strology survived Copernicus.
That’s my simple response whenever someone suggests to me that science will eventually put religion out of business.
By all rights, astrology should have been forced out of business in 1543. Among other things, astrology is founded on the necessary condition of an Earth-centered universe. Medieval treatises on astrology include sentences like “As the orb of the World is center’d in the celestial spheres, so then is it reasonable to conclude that…” So long as the other planets orbited Earth and the constellations of the Zodiac were arrayed in reference to an Earthly center, the idea that constellations determined our personalities and controlled our destinies had at least a snowball’s chance of respectability.
But after the publication of Copernicus’ De Revolutionibus in 1543 — followed by two centuries of theological arm-wrestling — Earth was decisively removed from cosmic center court. At this point, astrology, shorn of its most essential assumption, should have followed geocentrism into obscurity. The fact that it did not — that it has endured several centuries goofily unaware that new knowledge has rendered it null and void — is enough to make it ridiculous.
Yet the Harris poll shows Americans’ belief in astrology going up, not down (25% in 2005, 29% in 2007, 31% in 2008).
If astrology’s coffin needed any more nails, Hubble provided them in 1924 when he first discovered the true size of the universe and distance between stars — at which point the “constellations of the Zodiac” and all other apparent celestial patterns were seen to be associated only incidentally from our accidental vantage point. In fact, they are separated by millions of light years from each other not only in two dimensions but in the third as well. One star that appears to be snuggling another is often millions of light years behind it, just as the moon, which often appears to be right next to my thumb is actually, amazingly, not.
Yet the thing shows no signs of vanishing any time soon.
So when even so bright a light as Richard Dawkins says that the discovery of a Grand Unified Theory would “deal an overdue death blow to religion and other juvenile superstitions,” I say, with the utmost respect and admiration, pfft.
The confident demise of religion has been predicted at least since Gibbon’s Decline and Fall of the Roman Empire.
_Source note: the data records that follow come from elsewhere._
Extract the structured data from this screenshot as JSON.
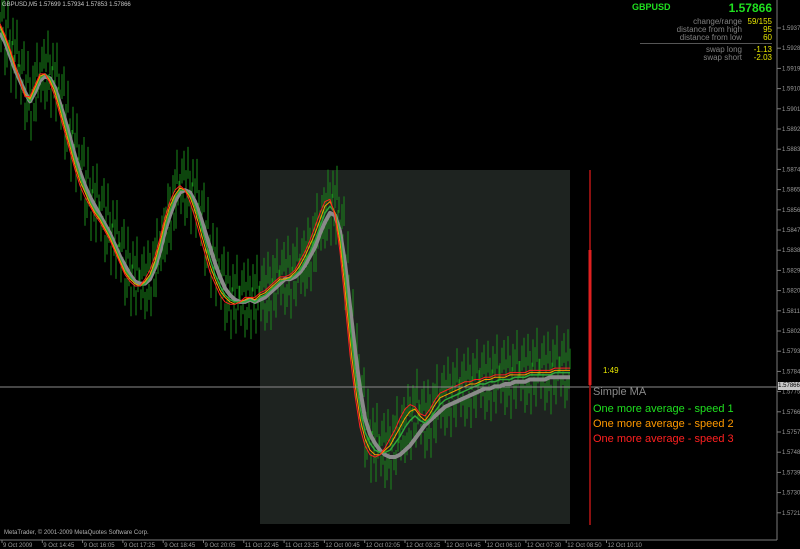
{
  "window": {
    "title": "GBPUSD,M5  1.57699 1.57934 1.57853 1.57866",
    "copyright": "MetaTrader, © 2001-2009 MetaQuotes Software Corp."
  },
  "info_panel": {
    "symbol": "GBPUSD",
    "price": "1.57866",
    "rows": [
      {
        "label": "change/range",
        "value": "59/155"
      },
      {
        "label": "distance from high",
        "value": "95"
      },
      {
        "label": "distance from low",
        "value": "60"
      },
      {
        "label": "swap long",
        "value": "-1.13"
      },
      {
        "label": "swap short",
        "value": "-2.03"
      }
    ]
  },
  "timer": "1:49",
  "current_price_tag": "1.57866",
  "legend": [
    {
      "label": "Simple MA",
      "color": "#8a8a8a"
    },
    {
      "label": "One more average - speed 1",
      "color": "#1fe01f"
    },
    {
      "label": "One more average - speed 2",
      "color": "#ff9900"
    },
    {
      "label": "One more average - speed 3",
      "color": "#ff2020"
    }
  ],
  "colors": {
    "background": "#000000",
    "bars": "#1a8a1a",
    "highlight_box": "#1e2320",
    "axis_text": "#9a9a9a",
    "red_bar": "#e02020",
    "price_line": "#8a8a8a"
  },
  "chart_data": {
    "type": "line",
    "symbol": "GBPUSD",
    "timeframe": "M5",
    "x_ticks": [
      "9 Oct 2009",
      "9 Oct 14:45",
      "9 Oct 16:05",
      "9 Oct 17:25",
      "9 Oct 18:45",
      "9 Oct 20:05",
      "11 Oct 22:45",
      "11 Oct 23:25",
      "12 Oct 00:45",
      "12 Oct 02:05",
      "12 Oct 03:25",
      "12 Oct 04:45",
      "12 Oct 06:10",
      "12 Oct 07:30",
      "12 Oct 08:50",
      "12 Oct 10:10"
    ],
    "y_ticks": [
      "1.59375",
      "1.59285",
      "1.59195",
      "1.59105",
      "1.59015",
      "1.58925",
      "1.58835",
      "1.58745",
      "1.58655",
      "1.58565",
      "1.58475",
      "1.58385",
      "1.58295",
      "1.58205",
      "1.58115",
      "1.58025",
      "1.57935",
      "1.57845",
      "1.57755",
      "1.57665",
      "1.57575",
      "1.57485",
      "1.57395",
      "1.57305",
      "1.57215"
    ],
    "ylim": [
      1.5718,
      1.5946
    ],
    "x": [
      0,
      5,
      10,
      15,
      20,
      25,
      30,
      35,
      40,
      45,
      50,
      55,
      60,
      65,
      70,
      75,
      80,
      85,
      90,
      95,
      100,
      105,
      110,
      115,
      120,
      125,
      130,
      135,
      140,
      145,
      150,
      155,
      160,
      165,
      170,
      175,
      180,
      185,
      190,
      195,
      200,
      205,
      210,
      215,
      220,
      225,
      230,
      235,
      240,
      245,
      250,
      255,
      260,
      265,
      270,
      275,
      280,
      285,
      290,
      295,
      300,
      305,
      310,
      315,
      320,
      325,
      330,
      335,
      340,
      345,
      350,
      355,
      360,
      365,
      370,
      375,
      380,
      385,
      390,
      395,
      400,
      405,
      410,
      415,
      420,
      425,
      430,
      435,
      440,
      445,
      450,
      455,
      460,
      465,
      470,
      475,
      480,
      485,
      490,
      495,
      500,
      505,
      510,
      515,
      520,
      525,
      530,
      535,
      540,
      545,
      550,
      555,
      560,
      565,
      570
    ],
    "series": [
      {
        "name": "Simple MA",
        "values": [
          1.5936,
          1.5932,
          1.5926,
          1.592,
          1.5915,
          1.591,
          1.5906,
          1.591,
          1.5915,
          1.5917,
          1.5916,
          1.5912,
          1.5905,
          1.5898,
          1.589,
          1.5882,
          1.5875,
          1.5869,
          1.5864,
          1.586,
          1.5856,
          1.5852,
          1.5848,
          1.5843,
          1.5838,
          1.5834,
          1.583,
          1.5827,
          1.5826,
          1.5826,
          1.5828,
          1.5833,
          1.584,
          1.5849,
          1.5856,
          1.5862,
          1.5866,
          1.5867,
          1.5866,
          1.5862,
          1.5856,
          1.5849,
          1.5842,
          1.5835,
          1.5829,
          1.5824,
          1.5821,
          1.5819,
          1.5818,
          1.5818,
          1.5819,
          1.5818,
          1.5819,
          1.582,
          1.5822,
          1.5824,
          1.5826,
          1.5828,
          1.5828,
          1.5829,
          1.5831,
          1.5834,
          1.5838,
          1.5842,
          1.5848,
          1.5853,
          1.5857,
          1.5856,
          1.5849,
          1.5835,
          1.5816,
          1.5797,
          1.578,
          1.5767,
          1.576,
          1.5756,
          1.5753,
          1.5751,
          1.575,
          1.575,
          1.5751,
          1.5753,
          1.5755,
          1.5758,
          1.5761,
          1.5764,
          1.5766,
          1.5768,
          1.577,
          1.5772,
          1.5773,
          1.5774,
          1.5775,
          1.5776,
          1.5777,
          1.5778,
          1.5779,
          1.578,
          1.578,
          1.5781,
          1.5781,
          1.5782,
          1.5782,
          1.5783,
          1.5783,
          1.5783,
          1.5784,
          1.5784,
          1.5784,
          1.5784,
          1.5785,
          1.5785,
          1.5785,
          1.5785,
          1.5785
        ]
      },
      {
        "name": "One more average - speed 1",
        "values": [
          1.5938,
          1.5933,
          1.5927,
          1.5921,
          1.5915,
          1.5909,
          1.5906,
          1.5911,
          1.5916,
          1.5918,
          1.5916,
          1.5911,
          1.5904,
          1.5896,
          1.5888,
          1.588,
          1.5873,
          1.5867,
          1.5862,
          1.5858,
          1.5855,
          1.5851,
          1.5847,
          1.5842,
          1.5837,
          1.5832,
          1.5829,
          1.5826,
          1.5825,
          1.5826,
          1.5829,
          1.5834,
          1.5842,
          1.5851,
          1.5858,
          1.5864,
          1.5867,
          1.5867,
          1.5865,
          1.586,
          1.5853,
          1.5845,
          1.5837,
          1.583,
          1.5825,
          1.5821,
          1.5819,
          1.5818,
          1.5818,
          1.5818,
          1.5819,
          1.5818,
          1.582,
          1.5821,
          1.5823,
          1.5825,
          1.5827,
          1.5828,
          1.5828,
          1.583,
          1.5832,
          1.5836,
          1.584,
          1.5845,
          1.5851,
          1.5857,
          1.586,
          1.5857,
          1.5847,
          1.583,
          1.5808,
          1.5788,
          1.5772,
          1.5761,
          1.5756,
          1.5753,
          1.5752,
          1.5752,
          1.5753,
          1.5756,
          1.5759,
          1.5763,
          1.5766,
          1.5768,
          1.5766,
          1.5765,
          1.5767,
          1.577,
          1.5773,
          1.5775,
          1.5776,
          1.5777,
          1.5778,
          1.5779,
          1.578,
          1.5781,
          1.5782,
          1.5782,
          1.5783,
          1.5783,
          1.5784,
          1.5784,
          1.5784,
          1.5785,
          1.5785,
          1.5785,
          1.5786,
          1.5786,
          1.5786,
          1.5786,
          1.5786,
          1.5787,
          1.5787,
          1.5787,
          1.5787
        ]
      },
      {
        "name": "One more average - speed 2",
        "values": [
          1.5939,
          1.5934,
          1.5928,
          1.5921,
          1.5915,
          1.5909,
          1.5907,
          1.5912,
          1.5917,
          1.5918,
          1.5915,
          1.591,
          1.5902,
          1.5894,
          1.5886,
          1.5878,
          1.5871,
          1.5866,
          1.5861,
          1.5857,
          1.5854,
          1.585,
          1.5846,
          1.5841,
          1.5836,
          1.5831,
          1.5828,
          1.5826,
          1.5825,
          1.5827,
          1.583,
          1.5836,
          1.5844,
          1.5853,
          1.586,
          1.5865,
          1.5868,
          1.5867,
          1.5864,
          1.5858,
          1.585,
          1.5842,
          1.5834,
          1.5828,
          1.5823,
          1.582,
          1.5818,
          1.5817,
          1.5818,
          1.5819,
          1.582,
          1.5819,
          1.5821,
          1.5822,
          1.5824,
          1.5826,
          1.5828,
          1.5828,
          1.5829,
          1.5831,
          1.5834,
          1.5838,
          1.5843,
          1.5848,
          1.5854,
          1.586,
          1.5862,
          1.5857,
          1.5844,
          1.5824,
          1.5801,
          1.5782,
          1.5767,
          1.5758,
          1.5753,
          1.5751,
          1.5751,
          1.5753,
          1.5755,
          1.5759,
          1.5763,
          1.5767,
          1.577,
          1.5771,
          1.5768,
          1.5766,
          1.5769,
          1.5773,
          1.5776,
          1.5777,
          1.5778,
          1.5779,
          1.578,
          1.5781,
          1.5782,
          1.5782,
          1.5783,
          1.5784,
          1.5784,
          1.5785,
          1.5785,
          1.5785,
          1.5786,
          1.5786,
          1.5786,
          1.5786,
          1.5787,
          1.5787,
          1.5787,
          1.5787,
          1.5787,
          1.5788,
          1.5788,
          1.5788,
          1.5788
        ]
      },
      {
        "name": "One more average - speed 3",
        "values": [
          1.594,
          1.5935,
          1.5929,
          1.5922,
          1.5915,
          1.5908,
          1.5908,
          1.5913,
          1.5918,
          1.5918,
          1.5914,
          1.5908,
          1.59,
          1.5892,
          1.5884,
          1.5876,
          1.5869,
          1.5864,
          1.586,
          1.5856,
          1.5853,
          1.5849,
          1.5845,
          1.584,
          1.5835,
          1.583,
          1.5827,
          1.5825,
          1.5825,
          1.5828,
          1.5832,
          1.5838,
          1.5846,
          1.5855,
          1.5862,
          1.5867,
          1.5869,
          1.5867,
          1.5862,
          1.5855,
          1.5847,
          1.5839,
          1.5831,
          1.5826,
          1.5821,
          1.5818,
          1.5817,
          1.5817,
          1.5818,
          1.582,
          1.582,
          1.582,
          1.5822,
          1.5823,
          1.5825,
          1.5827,
          1.5829,
          1.5829,
          1.583,
          1.5832,
          1.5836,
          1.584,
          1.5845,
          1.5851,
          1.5857,
          1.5862,
          1.5863,
          1.5856,
          1.584,
          1.5818,
          1.5795,
          1.5777,
          1.5763,
          1.5755,
          1.5751,
          1.575,
          1.5751,
          1.5754,
          1.5758,
          1.5762,
          1.5767,
          1.5771,
          1.5773,
          1.5772,
          1.5769,
          1.5768,
          1.5771,
          1.5775,
          1.5778,
          1.5779,
          1.578,
          1.5781,
          1.5782,
          1.5783,
          1.5783,
          1.5784,
          1.5784,
          1.5785,
          1.5785,
          1.5786,
          1.5786,
          1.5786,
          1.5787,
          1.5787,
          1.5787,
          1.5787,
          1.5788,
          1.5788,
          1.5788,
          1.5788,
          1.5788,
          1.5789,
          1.5789,
          1.5789,
          1.5789
        ]
      }
    ],
    "current_price": 1.57866,
    "highlight_range_x": [
      260,
      570
    ]
  }
}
Several scientific commentators during the 20th century predicted the demise of religion in 25, 50, or 100 years. I think they’ve all failed to realize that precious few religious believers are assiduously poring over facts to be sure their worldview still holds water. They stick with it because it is such a dynamite cure for what ails them (adjective meant in all possible ways).
Add to that the fact that a large part of humanity will always lack access to knowledge and security, not to mention the simple awareness of any Grand Unified Theory we might discover, and I feel confident that religion will continue, forever, to plug the hole. Religion will always be with us.
I do think religion will gradually become less influential in the developed world and (on the whole) less fanatical and intolerant, thanks in part to increased access to knowledge and security. Despite the loud evangelicals, that’s already well underway. But new religious movements pop up at an estimated rate of two or three per day in developing countries. In the developed world, the thing continues to (ironically) evolve to keep pace with both our ever- and our never-changing itches.
For the record, I’d prefer this not be the case. Since it is the case, I do what I can to hasten the evolution of religious expression and practice toward the less fanatical and intolerant. It’s a process that is already going full steam in Europe, by the way (at least as far as Euro-Judeo-Christianity goes. For more on Euro-Islam, see Sam Harris).
When it comes to parenting, I’m raising kids for what I call “engaged coexistence” with other world views. It rejects both the “Everbuddy’s gwine tuh hail ceptin’ me an my dawg” attitude of the fundamentalists and the “I hold all religions in deep respect as multiple manifestations of the True” of the New Age.
The trick is to sort out the word respect.
Respect for individuals and respect for their ideas are quite different and must be separated.
People are inherently deserving of respect as human beings, and no one can be faulted for shutting you out if you declare disrespect for their very personhood. Ideas are another matter. I feel too much respect for the word “respect” to grant it automatically to all ideas.
Even if I disagree with it, I can respect an opinion if it is founded on something meaningful, like rational argument or careful, repeatable observation. The other person may have interpreted the information differently, but I can still respect the way she’s going about it. Suppose on the other hand that someone says Elvis and JFK are working at a laundromat in Fargo and offers a dream or tea leaves or a palm reading as evidence. It would render the word “respect” meaningless to say I respect that opinion. I both disagree with it and withhold my respect for it. And that’s okay. No need to degrade the other person. I know all sorts of lovely, respectable people who hold a silly belief or two—including myself, no doubt—and wouldn’t think of judging them, or me, less worthy of respect as human beings.
Ideas are another thing entirely. It’s not only wrong to grant respect to all ideas, it can be downright dangerous. So I teach my kids to work toward a better, saner world by challenging all ideas AND inviting the same challenge of their own, explicitly, out loud, no matter what worldview they adopt.
That’s engaged coexistence. We recognize that we’re going to be sharing this apartment for the long haul and work together to keep each other’s feet off the furniture.
[CORRECTION: This post initially claimed that the New York Times has an astrology column. It has no such thing. I regret the error.]